That Wilson, Cudney, and the trial court misunderstood the legal issue presented by mother's motion is no more evident than in the closing colloquy between Cudney and the court:
"[CUDNEY]: . . . If she--if mom does in fact move to Washington, does the Court have an order as to what the existing parenting plan should be?
"THE COURT: Well, I think I would cross that bridge when we come to it."
What everyone failed to comprehend was that mother's motion to relocate with K.A. was "that bridge"; what parenting plan would be in K.A.'s best interests when mother moved to Washington was the precise issue raised by mother's request to relocate with K.A. Unfortunately, because Cudney, Wilson, and the trial court all assumed mother would stay in California unless K.A. was permitted to relocate with her, the issue was never addressed.
On remand, the trial court shall bear in mind that whether the minor's counsel, the mediator, or it believes mother will not move without the child, is legally irrelevant.
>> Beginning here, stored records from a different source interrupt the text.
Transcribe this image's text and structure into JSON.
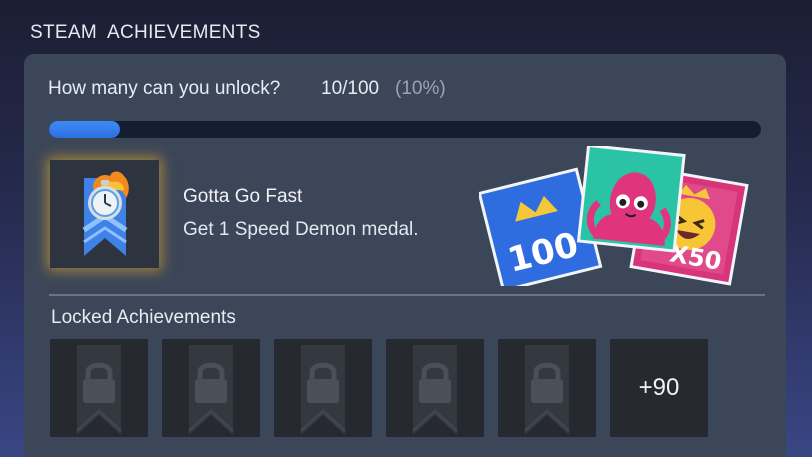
{
  "header": {
    "title": "STEAM  ACHIEVEMENTS"
  },
  "progress": {
    "question": "How many can you unlock?",
    "count": "10/100",
    "percent_label": "(10%)",
    "fraction": 0.1
  },
  "featured": {
    "icon": "stopwatch-ribbon-icon",
    "name": "Gotta Go Fast",
    "description": "Get 1 Speed Demon medal."
  },
  "promo": {
    "badge_100_text": "100",
    "badge_x50_text": "X50"
  },
  "locked": {
    "heading": "Locked Achievements",
    "tiles": [
      "locked-icon",
      "locked-icon",
      "locked-icon",
      "locked-icon",
      "locked-icon"
    ],
    "more_label": "+90"
  },
  "colors": {
    "accent": "#3d8bf5",
    "panel": "#3b4658",
    "track": "#141e30",
    "glow": "#f0b428"
  }
}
Mother has a right to move and she has decided to move; that is the premise from which the legal analysis must begin. Moreover, when issuing its decision, the trial court is reminded that it has no authority to issue an order for the purpose of coercing mother into abandoning her plans to relocate. (In re Marriage of LaMusga, supra, 32 Cal.4th at p. 1098.)
In conclusion, the issue raised by mother's motion to relocate with the minor child is thus: Mother is moving to Washington. Is it in the minor's best interests to relocate with mother and visit father, or to remain in California with father and visit mother? Once that question is answered, the court must devise an appropriate parenting schedule. Neither an order maintaining the existing parenting plan, nor an order for a "2-2-5-5" parenting schedule, as proposed by Cudney, is an option when the parents are living in different states.
The decision to move a child away from one of his or her parents is one of the most difficult decisions a judge will ever have to make. Nevertheless, the decision cannot be avoided by coercing the moving parent into staying or prohibiting her from moving.
The order of the trial court is reversed. The matter is remanded to the trial court for a new determination of custody and visitation based on mother's proposed move to Washington. Mother is awarded her costs on appeal. (Cal. Rules of Court, rule 8.278(a)(1), (2).) (CERTIFIED FOR PUBLICATION)
We concur: RAYE , P.J. MURRAY ,J.